The Article 5 Initiative was a partnership between the University of Cape Town (Gender, Health and Justice Research Unit), the University of the Western Cape (Dullah Omar Institute), the University of Bristol (Human Rights Implementation Centre) and APCOF. The A5I worked in Burundi, Kenya, Mozambique, Rwanda, South Africa and Uganda to promote domestic compliance with international law obligations, norms and procedures under the United Nations Convention against Torture (UNCAT) and the African Charter on Human and People’s Rights (ACHPR). The A5I developed Domestication and Implementation Packages (DIPs), comprised of practical guidelines to prevent and eradicating torture and other ill treatment in Africa through implementation of the UNCAT.
APCOF collaborated with the Igarapé Institute (Brazil), Fundación Ideas Para la Paz (Colombia), Instituto para la Seguridad y la Democracia (INSYDE, based in Mexico) to conceptualise a south-south series of dialogues on communities and safety. Dialogues took place in in Rio de Janeiro (March 2014) and Mexico City (November 2014). Cape Town (February 2015) and Bogotá (April 2015). Commissioned papers were presented at each discussion and published in Stability: International Journal of Security and Development.
APCOF supported the operationalization of the Sierra Leone Independent Police Complaints Board (IPCB) specifically through:
- An audit of police complaints in Sierra Leone over the past two years to assess both trends but also identify and develop recommendations on areas where complaints management can be improved and streamlined.
- Development of internal standard operating procedures for investigations, complaints handling and research including;
- Roles and responsibilities of the Police and IPCB including procedures for reporting securing and acquiring evidence identification parades etc.
- Role of the IPCB and that of the Sierra Leone Police Complaints, Discipline and Internal Investigations Department (CDIID) including the division of responsibility between external review and the police’s own internal review systems and procedures for communication and referral.
- Procedures supporting relations between the IPCB and Civil Society and Police.
- Procedures for public and non-police bodies in the referral of complaints.
- Managing the complaint review system including screening complaints and procedures on complaints handing.
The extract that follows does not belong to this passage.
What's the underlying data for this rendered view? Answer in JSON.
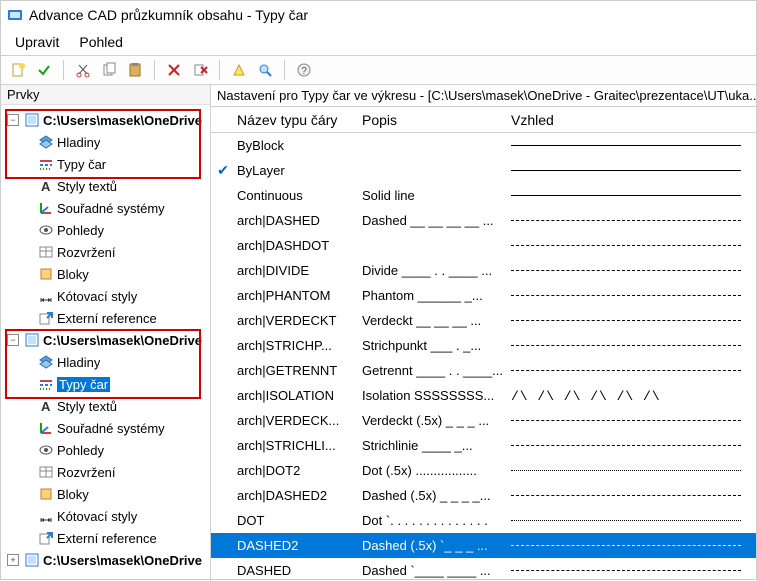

- A credible but robust set of indicators and measures to be used to assess the performance across IPCB mandate.
- An internal and external communication strategy disaggregated to key audiences including the police, civil society, and parliament.
- A Memorandum of Understanding between the IPCB and the Sierra Leone Police Force and the IPCB and the Human Rights Commission and Ombudsman of Sierra Leone.
- A set of leaflets and brochures in electronic copy on About the IPCB, How to Lodge a Complaint and Police accountability for printing and dissemination.
- A work Study which would assist the IPCB with identifying staffing resource needs.
- Board procedures and a staff manual.
- A multi-agency training manual on the role and function of the IPCB.
- A website for the IPCB.
- Input for the IPCB for submission on the Constitutional Review.
- Input into a progress report on the IPCB to Parliament.
APCOF collaborated with the African Security Sector Network in the development of Operational Guidance Notes to promote implementation of the African Union’s Security Sector Reform Framework. Specifically, APCOF worked on the Guidance Note for developing and implementing codes of conduct for African security sector institutions.
During its 55th Ordinary Session in Luanda, Angola, the African Commission on Human and Peoples’ Rights (the African Commission) adopted the Guidelines on the Conditions of Arrest, Police Custody and Pre-Trial Detention in Africa (the Luanda Guidelines). APCOF led the provision of technical assistance to Commissioner Med S.K. Kaggwa, Special Rapportuer on Prisons, Conditions of Detention and Policing in Africa (Special Rapporteur) in the drafting and consultation of the Guidelines.